It looks as thoug he started shooting before the constables were within pistol range,” he said.  “He stood on a culvert above them and started firing immediately.”

He said the policemen returned the fire and it is believed one of them wounded Booth in the stomach.

Const. Welsgerber, off-duty at the time, was in the office when the call came in and joined the other two officers to check the incident.

Cpl. White, one of the two officers who shot down Booth said he fired in self defence – that he had no grudge against the guman because he didn’t known about the deadly ambush three hours before.

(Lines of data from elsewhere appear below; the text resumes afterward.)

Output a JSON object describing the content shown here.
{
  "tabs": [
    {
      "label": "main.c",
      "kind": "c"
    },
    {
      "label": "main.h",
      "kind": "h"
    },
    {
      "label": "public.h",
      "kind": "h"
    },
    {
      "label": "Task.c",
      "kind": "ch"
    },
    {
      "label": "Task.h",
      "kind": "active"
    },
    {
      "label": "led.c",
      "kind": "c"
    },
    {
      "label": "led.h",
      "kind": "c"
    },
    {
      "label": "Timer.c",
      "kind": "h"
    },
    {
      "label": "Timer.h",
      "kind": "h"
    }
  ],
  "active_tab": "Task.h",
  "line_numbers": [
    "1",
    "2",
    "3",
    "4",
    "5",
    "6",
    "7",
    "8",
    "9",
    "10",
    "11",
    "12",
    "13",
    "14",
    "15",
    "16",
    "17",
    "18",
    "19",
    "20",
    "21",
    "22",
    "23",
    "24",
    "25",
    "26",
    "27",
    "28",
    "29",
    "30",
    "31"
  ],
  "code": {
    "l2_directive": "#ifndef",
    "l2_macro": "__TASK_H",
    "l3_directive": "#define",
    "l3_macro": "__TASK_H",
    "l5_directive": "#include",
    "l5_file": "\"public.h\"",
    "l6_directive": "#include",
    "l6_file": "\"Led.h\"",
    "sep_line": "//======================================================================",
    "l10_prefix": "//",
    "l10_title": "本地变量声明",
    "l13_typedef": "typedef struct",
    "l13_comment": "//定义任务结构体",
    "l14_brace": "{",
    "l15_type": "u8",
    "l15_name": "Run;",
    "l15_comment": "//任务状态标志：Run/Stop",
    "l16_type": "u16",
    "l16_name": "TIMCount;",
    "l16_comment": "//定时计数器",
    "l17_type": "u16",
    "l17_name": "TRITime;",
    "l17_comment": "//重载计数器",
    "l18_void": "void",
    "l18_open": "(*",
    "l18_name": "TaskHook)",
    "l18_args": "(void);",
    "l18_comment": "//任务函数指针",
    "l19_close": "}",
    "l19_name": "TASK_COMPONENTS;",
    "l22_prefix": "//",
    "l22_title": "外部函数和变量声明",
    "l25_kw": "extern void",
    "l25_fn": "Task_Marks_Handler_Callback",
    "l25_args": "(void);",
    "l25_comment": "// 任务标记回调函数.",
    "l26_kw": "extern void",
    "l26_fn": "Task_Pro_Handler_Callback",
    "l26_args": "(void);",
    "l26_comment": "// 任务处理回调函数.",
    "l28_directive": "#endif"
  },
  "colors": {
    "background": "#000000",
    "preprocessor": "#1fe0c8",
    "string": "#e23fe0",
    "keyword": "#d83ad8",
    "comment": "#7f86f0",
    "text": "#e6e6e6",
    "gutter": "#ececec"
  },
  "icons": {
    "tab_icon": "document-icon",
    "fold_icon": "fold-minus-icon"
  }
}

I know we were hunting some man who had gone beserk with a rifle and a shot a policeman, but I didn’t know he had just murdered three of my fellow-officers and friends,”  Cpl. White said.

It wouldn’t have made a difference if I had known.  He started shooting at us and I fired back. That’s all there was to it.”

MOUNTIE’S COURAGE REVEALED: Grabbed For Gun Of Triple Killer

– KAMLOOPS – Consts. D.G. Weisgerber, one of three RCMP officers killed in a gun fight Monday, came with a few feet of seizing gunman George Booth’s rifle before he was shot down, witnesses said Tuesday.

Unarmed and off-duty Const. Weisgerber accompanied Consts. G.E. Pedersen and Const. E.J. Keck to confront the mad killer on the Peterson bridge just south of the city.

Const. Pedersen was killed by the first shot from Booth’s army surplus rifle when they were within 30 feet of the bridge.

Const. Keck scrambled under the bridge, firing almost blindly at the killer who was standing above him.

Rushed Gunman

One of the shots hit Booth in the abdomen, spinning him around and knocking him to the bridge.

Const. Weisgerber rushed the gunman when he saw the rifle fall out of his hands.  He was only a few feet away when Booth regained conscousness, grabbed for his rifle and killed the policeman with two shots.

Const. Keck, apparently unaware he had hit the gunman, edged out from under the bridge to get another shot.  Booth killed him with a single shot.

The guman was shot down by Cpl. J.W. White and Const. J.A. Belanger several hours later after a posse had tracked him into the hills south of the city.

Story Revealed

The shooting at the Peterson Creek bridge was reconstructed Tuesday by Superintendent J.B. Harris of the Kamloops subdivision after talking to witness.

Several persons in a nearby senior citizens’ hosuing project saw the entire incident.

The policemen scattered at the first shot,” Mrs. Florence Collins, 74, said.  “The man with the rifle stood on the creek bridge and fired at least six times.  The policemen were trying to dodge his bullets, and they were firing back.”

Mrs. I.J. MacRae said Booth was running back and forth on the bridge, firing and reloading as he ran.

Inquest Later

Supt. Harris said inquests will not be held until the investigation is completed.  A joint military funeral Friday is being planned for three constables.

John Booth, 65, father of the gunman, said his son was a crack shot who could “split a match at 50 yards.”

Monday’s tragedy began when George Ferguson, game warden, stopped the gun-carrying Booth as he left the city welfare office.  The warden, who questioned Booth about a gun permit, said the man threatened to kill him.

Once In Hospital

George Booth spent about six months at Essondale Mental Hospital and was discharged in 1957 on special probation to his father, a spokesman said.  There was no suggestion that he was violent, the spokesman added.

Monday’s slaying was the biggest single blow any one criminal has ever dealt the RCMP. It was the biggest tragedy since the murder of two constables and a sergeant in the four-day period in 1935. A total of 17 officers have been slain across Canada since 1925.

Barry Bradley closing block